Township of Pemberton v. Berardi
This is an important decision since it sets a deadline for the filing of a declaration of taking. Under New Jersey law, a condemning authority is allowed to “test the waters” by filing a complaint in a condemnation action without filing a declaration of taking or depositing funds into court. The purpose for filing the declaration of taking at a later point is to allow the condemning authority to know how much it will cost to acquire the property before it commits itself to purchase the property. However, this creates a substantial hardship on property owners since they do not know whether the property will be ultimately taken while they litigate the case (which could take years).
In Berardi, the Township of Pemberton filed a complaint seeking to condemn property on September 30, 2002. After the complaint was filed, the parties proceeded forward with the litigation while continuing to negotiate a settlement. However, after two years elapsed without the filing of a declaration of taking, the Berardis filed a motion to compel Pemberton to either file a declaration of taking or abandon the proceedings. The court denied the motion, but ordered Pemberton to deposit the amount determined by the Commissioners into court. The Berardis waited three months and refiled their motion to compel the filing of a declaration of taking or that abandonment of the action, relying upon the following statute. (N.J.S.A. 20:3-25):
If within 6 months from the date of appointment of commissioners, the condemnor fails to file a declaration of taking, the court, upon application of any condemnee, and on notice to all parties in interest, may require the condemnor, at its election, to either file a declaration of taking and make the deposit hereinabove provided, or abandon the proceedings pursuant to section 35 hereof. For good cause and upon terms, the court may extend the time for the filing of such declaration of taking, but not more than 3 months after the commencement of the action.
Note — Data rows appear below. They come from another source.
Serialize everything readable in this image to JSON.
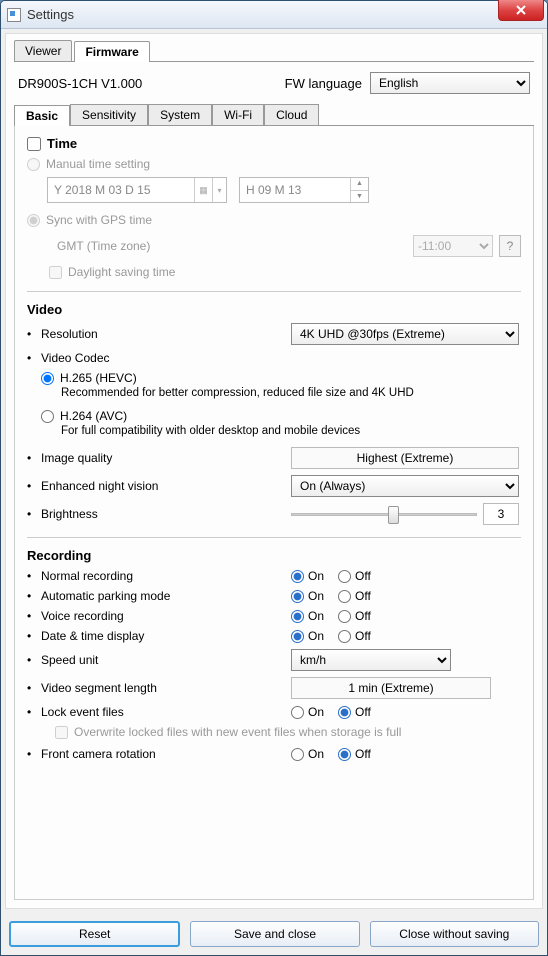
{
  "window": {
    "title": "Settings"
  },
  "top_tabs": {
    "viewer": "Viewer",
    "firmware": "Firmware"
  },
  "model": "DR900S-1CH   V1.000",
  "fw_language_label": "FW language",
  "fw_language": "English",
  "sub_tabs": {
    "basic": "Basic",
    "sensitivity": "Sensitivity",
    "system": "System",
    "wifi": "Wi-Fi",
    "cloud": "Cloud"
  },
  "time": {
    "heading": "Time",
    "manual": "Manual time setting",
    "date": "Y 2018 M 03 D 15",
    "hm": "H 09 M 13",
    "sync": "Sync with GPS time",
    "gmt_label": "GMT (Time zone)",
    "gmt_value": "-11:00",
    "q": "?",
    "dst": "Daylight saving time"
  },
  "video": {
    "heading": "Video",
    "resolution_label": "Resolution",
    "resolution": "4K UHD @30fps (Extreme)",
    "codec_label": "Video Codec",
    "h265": "H.265 (HEVC)",
    "h265_desc": "Recommended for better compression, reduced file size and 4K UHD",
    "h264": "H.264 (AVC)",
    "h264_desc": "For full compatibility with older desktop and mobile devices",
    "image_quality_label": "Image quality",
    "image_quality": "Highest (Extreme)",
    "night_label": "Enhanced night vision",
    "night": "On (Always)",
    "brightness_label": "Brightness",
    "brightness": "3"
  },
  "recording": {
    "heading": "Recording",
    "normal": "Normal recording",
    "parking": "Automatic parking mode",
    "voice": "Voice recording",
    "datetime": "Date & time display",
    "speed_label": "Speed unit",
    "speed": "km/h",
    "segment_label": "Video segment length",
    "segment": "1 min (Extreme)",
    "lock_label": "Lock event files",
    "overwrite": "Overwrite locked files with new event files when storage is full",
    "rotation": "Front camera rotation",
    "on": "On",
    "off": "Off"
  },
  "buttons": {
    "reset": "Reset",
    "save": "Save and close",
    "close": "Close without saving"
  }
}
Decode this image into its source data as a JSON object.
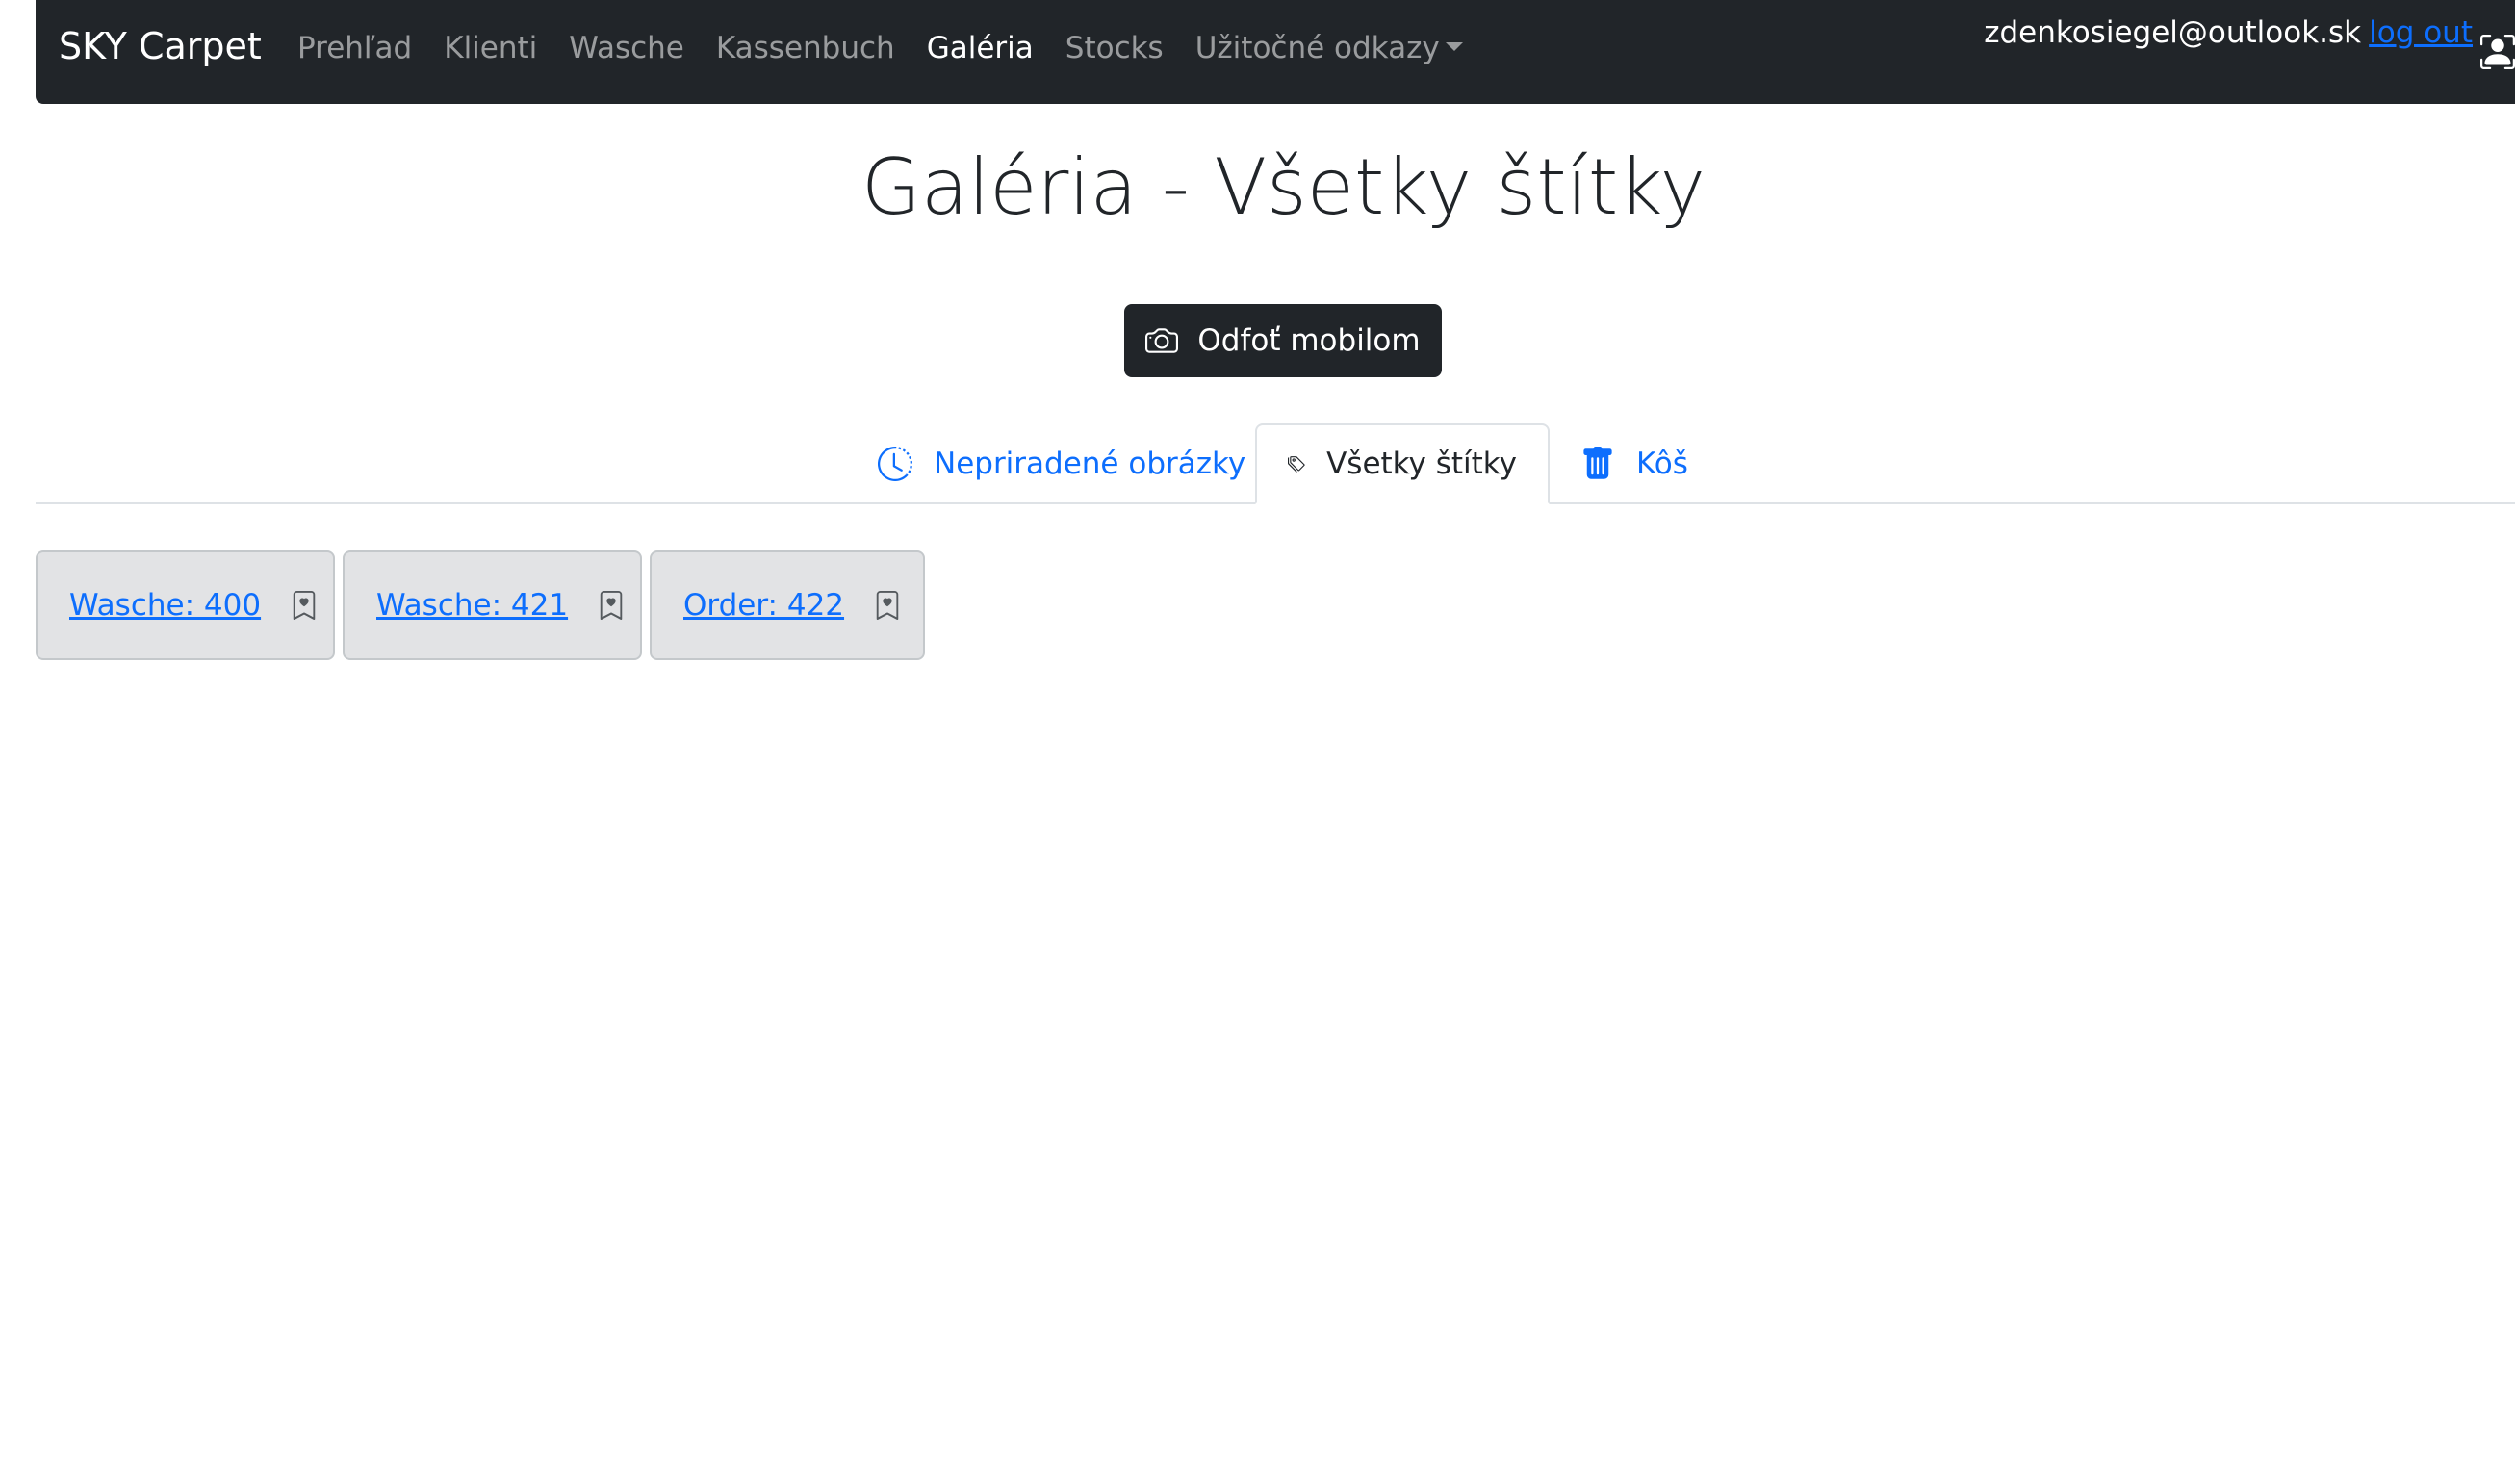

Pemberton focused on the word “may” and argued that the trial court has discretion to extend the deadline to file a declaration of taking beyond the 6 month time period.
After reviewing the legislative history of the law, the Appellate Division noted that the purpose of this section of the condemnation law (N.J.S.A. 20:3-25) was to protect property owners. The court concluded that a fair reading of this section is that it was “enacted to ameliorate perceived hardships, inequality and unfairness to property owners.” Under Pemberton’s reading of the statute, a condemning authority would be permitted to try it’s case to conclusion and then make a determination of whether or not to acquire the property. Clearly, this would be an extreme hardship on the property owner since the property would be tied up during the litigation. For example, some cases take two to three years to try to conclusion. During this time period, a property owner would not be able to effectively rent his or her property or make any improvements because the owner may ultimately lose title to the property.
The Appellate Division held that once a condemnee files an application to compel the condemning authority to file its declaration of taking or abandon the proceedings, the condemning authority must either file its declaration of taking and deposit the funds with court, or abandon the action. The trial court has the discretion to extend the deadline to file the declaration of taking and to deposit the funds for an additional three months after the filing of the application. However, this is the deadline. In the event the condemning authority does not file its declaration of taking within six months of the filing of the complaint, a prudent condemnee should immediately file an application to compel the taking and deposit of funds (assuming it is not appealing or otherwise litigating the right to take). This would provide a property owner with more certainty as to the outcome in regards to the ownership of the property.